Presenting a caricatured “African” female body at a white-attended museum event also calls attention to a long history of black women’s bodies being displayed as specimens. Take Saartjie (Sarah) Baartman, a native South African woman who lived during the early 19th century. Baartman was exhibited as the “Hottentot Venus” before white audiences in London and Paris, and her genitalia was posthumously “carved up” by scientists and placed in a jar for public viewing. Linde’s performance makes the treatment of Baartman feel much less comfortably like something in the past.
However, even if the cake succeeds as a critique of Western perceptions of Africa, there are other layers of sheer wrongness.
Linde’s cross-dressing blackface antics are far too reminiscent of minstrelsy days, especially of when white men blackened up and donned dresses to make fun of black women’s bodies. It’s hard not to see mockery in Linde’s head sitting atop the cake-woman’s overblown proportions. Linde’s performance also calls to mind more recent mimicry of black women’s bodies by black men (Tyler Perry, Eddie Murphy), which perpetuates “angry black women” and “strong and emasculating Matriarch” stereotypes.
What is the impact of a male artist pretending to feel pain when others cut into his “vagina”? Can that possibly represent the real pain women endure during female genital cutting? And why were the white women present at the performance, including Minister of Culture Lena Adelsohn Liljeroth, not at all visibly disturbed by this male simulation of female pain? Would they have been comfortable if the cake’s icing was white or pink? Is it so easy not only to gaze upon black stereotypical imagery but also to literally consume it? Their smiling faces demonstrate how quickly racialization can undercut solidarity and empathy.
Then there’s the idea that the art brings awareness to female genital mutilation, also known as female genital cutting (FGC). Presenting such a serious issue–which impacts millions of women throughout the world–at an art party, via a cake, diminishes it for comic effect. At the same time, the issue of FGC has become so aggrandized in Western understandings of African women’s lives that, according to sociologist Connie G. Oxford, immigrant and refugee women from the African continent can claim political asylum on the grounds of FGC, even if they fled their country for an entirely different reason.

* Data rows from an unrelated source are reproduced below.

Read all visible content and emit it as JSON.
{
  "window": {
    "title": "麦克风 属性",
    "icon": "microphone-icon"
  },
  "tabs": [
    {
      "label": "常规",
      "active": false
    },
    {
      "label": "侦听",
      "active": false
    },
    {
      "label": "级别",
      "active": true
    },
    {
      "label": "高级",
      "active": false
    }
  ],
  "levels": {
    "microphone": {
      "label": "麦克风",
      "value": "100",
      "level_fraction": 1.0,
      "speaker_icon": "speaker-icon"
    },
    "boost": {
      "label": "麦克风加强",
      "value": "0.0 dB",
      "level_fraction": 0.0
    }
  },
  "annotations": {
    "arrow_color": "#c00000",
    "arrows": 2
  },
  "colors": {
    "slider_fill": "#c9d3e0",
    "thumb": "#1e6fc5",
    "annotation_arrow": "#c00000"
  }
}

Where these women’s experiences with genocide, political persecution and ethnic intimidation may have no political resonance for Westerners, an experience with female circumcision–even during infancy–can be enough to receive asylum.
This is not at all to diminish the problem of FGC. Women and men in communities throughout Africa have raised awareness and engaged in numerous struggles to outlaw the practice. But when FGC is the only way African women’s bodies are understood from a Western perspective, one could see how Linde, despite his clumsy presentation, might seek to take Europeans’ gaze on African women’s bodies and turn it against them.
Nonetheless, when this art moves transnationally via social media, does artistic intent matter? Or do our gazes on it change the meaning? Whatever the intent of the piece, once you have seen the video there is no denying that racism and sexism still exist and intersect. There is no forgetting that, somewhere in this world, a woman’s private parts are being maimed–whether in genital surgeries or in acts of sexual violence. And somewhere else in the world, other women are privileged enough to ignore these realities–especially when racial differences are involved–so that they can simply eat cake.
Image from YouTube video ‘Painful Cake’, uploaded by Youtube user Pontus Raud